Stored entries
↓
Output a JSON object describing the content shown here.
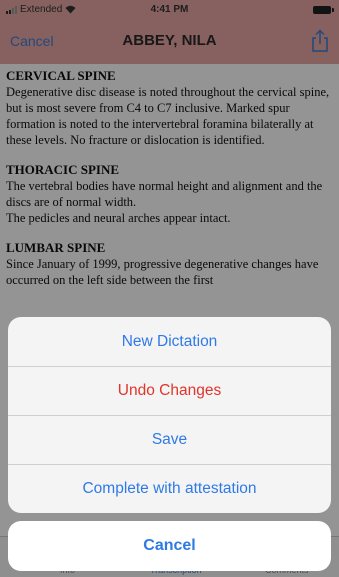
{
  "status_bar": {
    "carrier": "Extended",
    "time": "4:41 PM"
  },
  "nav": {
    "cancel_label": "Cancel",
    "title": "ABBEY, NILA",
    "share_icon": "share-icon"
  },
  "document": {
    "sections": [
      {
        "title": "CERVICAL SPINE",
        "body": "Degenerative disc disease is noted throughout the cervical spine, but is most severe from C4 to C7 inclusive. Marked spur formation is noted to the intervertebral foramina bilaterally at these levels. No fracture or dislocation is identified."
      },
      {
        "title": "THORACIC SPINE",
        "body": "The vertebral bodies have normal height and alignment and the discs are of normal width.\nThe pedicles and neural arches appear intact."
      },
      {
        "title": "LUMBAR SPINE",
        "body": "Since January of 1999, progressive degenerative changes have occurred on the left side between the first"
      }
    ]
  },
  "tabs": {
    "info": "Info",
    "transcription": "Transcription",
    "comments": "Comments"
  },
  "action_sheet": {
    "actions": [
      {
        "label": "New Dictation"
      },
      {
        "label": "Undo Changes"
      },
      {
        "label": "Save"
      },
      {
        "label": "Complete with attestation"
      }
    ],
    "cancel_label": "Cancel"
  },
  "colors": {
    "header_bg": "#e8a8a6",
    "action_blue": "#2f7ae5",
    "destructive_red": "#e0352b"
  }
}
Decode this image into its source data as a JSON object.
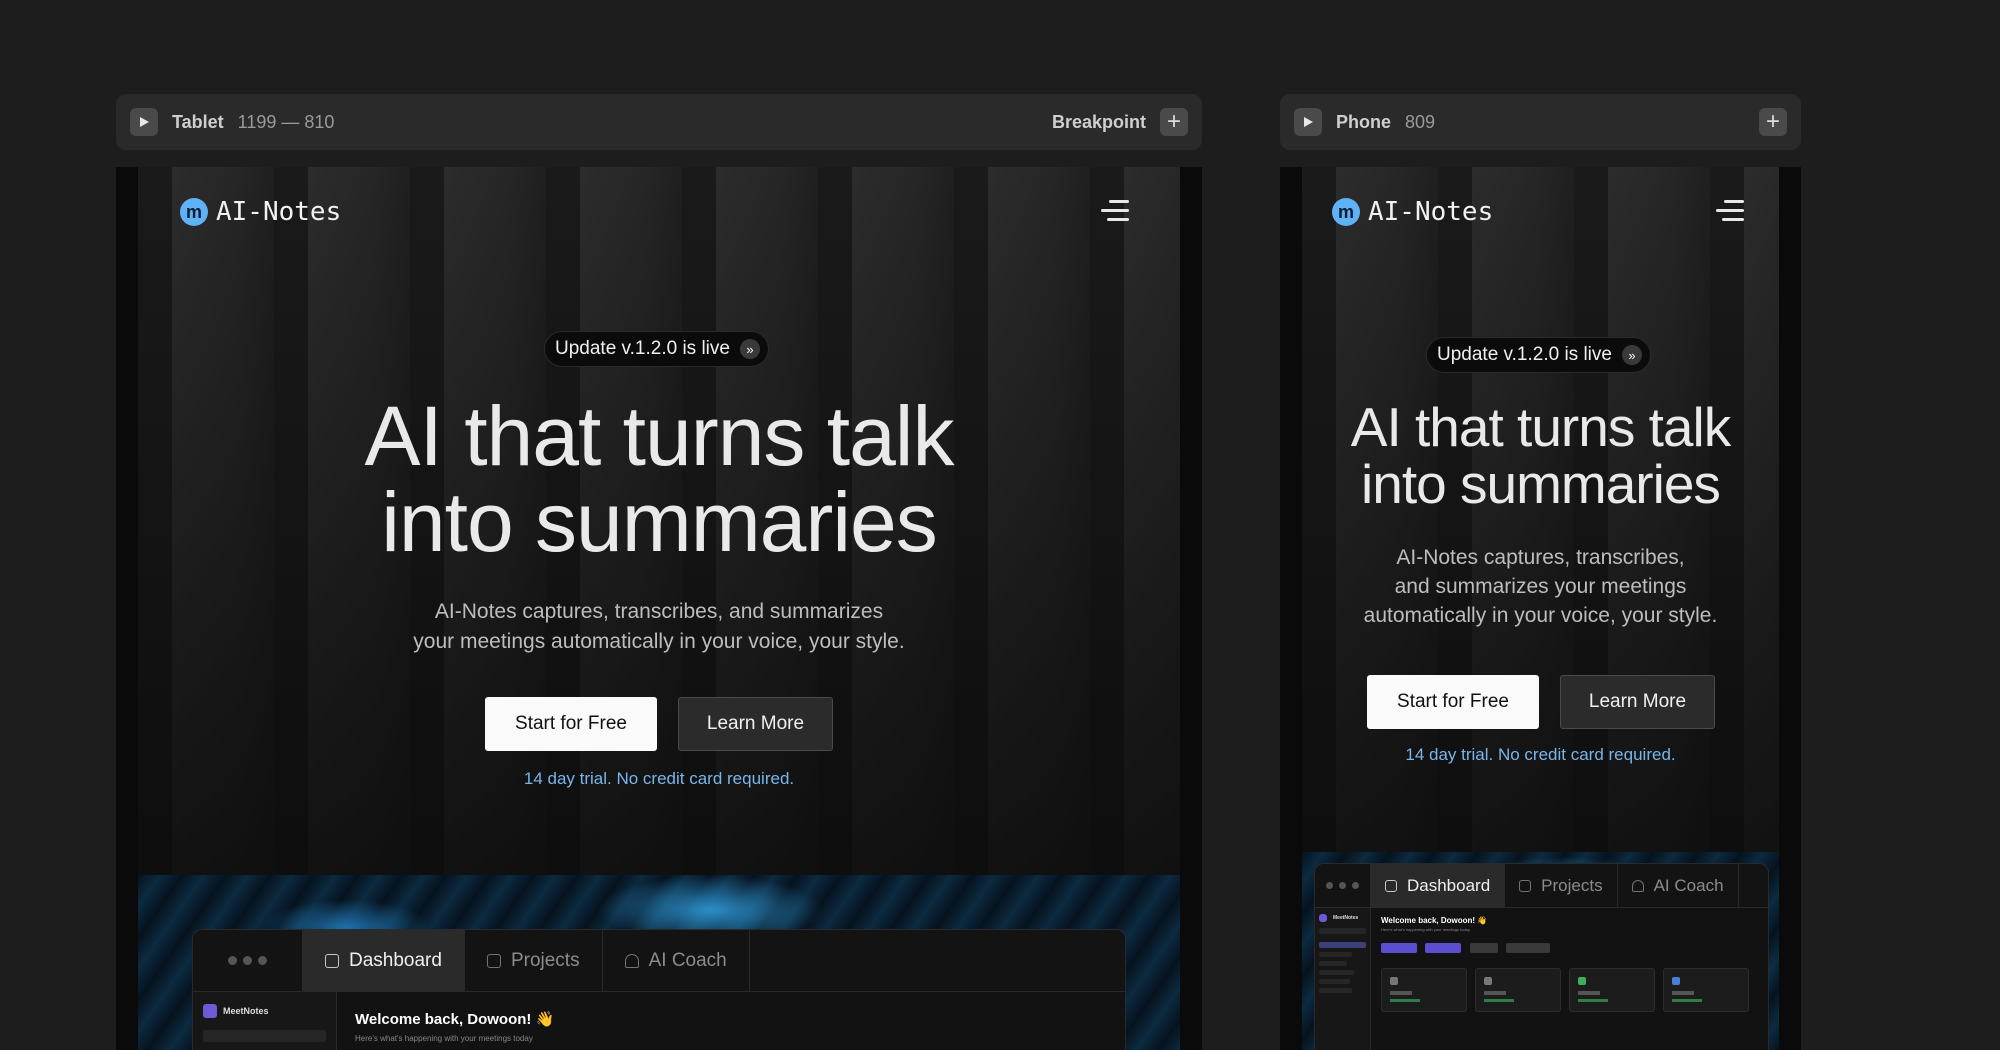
{
  "tablet_bar": {
    "name": "Tablet",
    "size": "1199 — 810",
    "breakpoint_label": "Breakpoint",
    "add_label": "+"
  },
  "phone_bar": {
    "name": "Phone",
    "size": "809",
    "add_label": "+"
  },
  "site": {
    "logo_mark": "m",
    "logo_text": "AI-Notes",
    "badge_text": "Update v.1.2.0 is live",
    "badge_chevron": "»",
    "headline_line1": "AI that turns talk",
    "headline_line2": "into summaries",
    "sub_tablet_line1": "AI-Notes captures, transcribes, and summarizes",
    "sub_tablet_line2": "your meetings automatically in your voice, your style.",
    "sub_phone_line1": "AI-Notes captures, transcribes,",
    "sub_phone_line2": "and summarizes your meetings",
    "sub_phone_line3": "automatically in your voice, your style.",
    "primary_cta": "Start for Free",
    "secondary_cta": "Learn More",
    "trial_note": "14 day trial. No credit card required."
  },
  "app_preview": {
    "tabs": [
      "Dashboard",
      "Projects",
      "AI Coach"
    ],
    "active_tab": "Dashboard",
    "side_brand": "MeetNotes",
    "welcome": "Welcome back, Dowoon! 👋",
    "welcome_sub": "Here's what's happening with your meetings today"
  },
  "colors": {
    "accent_blue": "#78b6ea",
    "logo_blue": "#5fb2f5",
    "background": "#1d1d1d"
  }
}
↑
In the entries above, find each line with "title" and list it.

    "title": "ABBEY, NILA",
        "title": "CERVICAL SPINE",
        "title": "THORACIC SPINE",
        "title": "LUMBAR SPINE",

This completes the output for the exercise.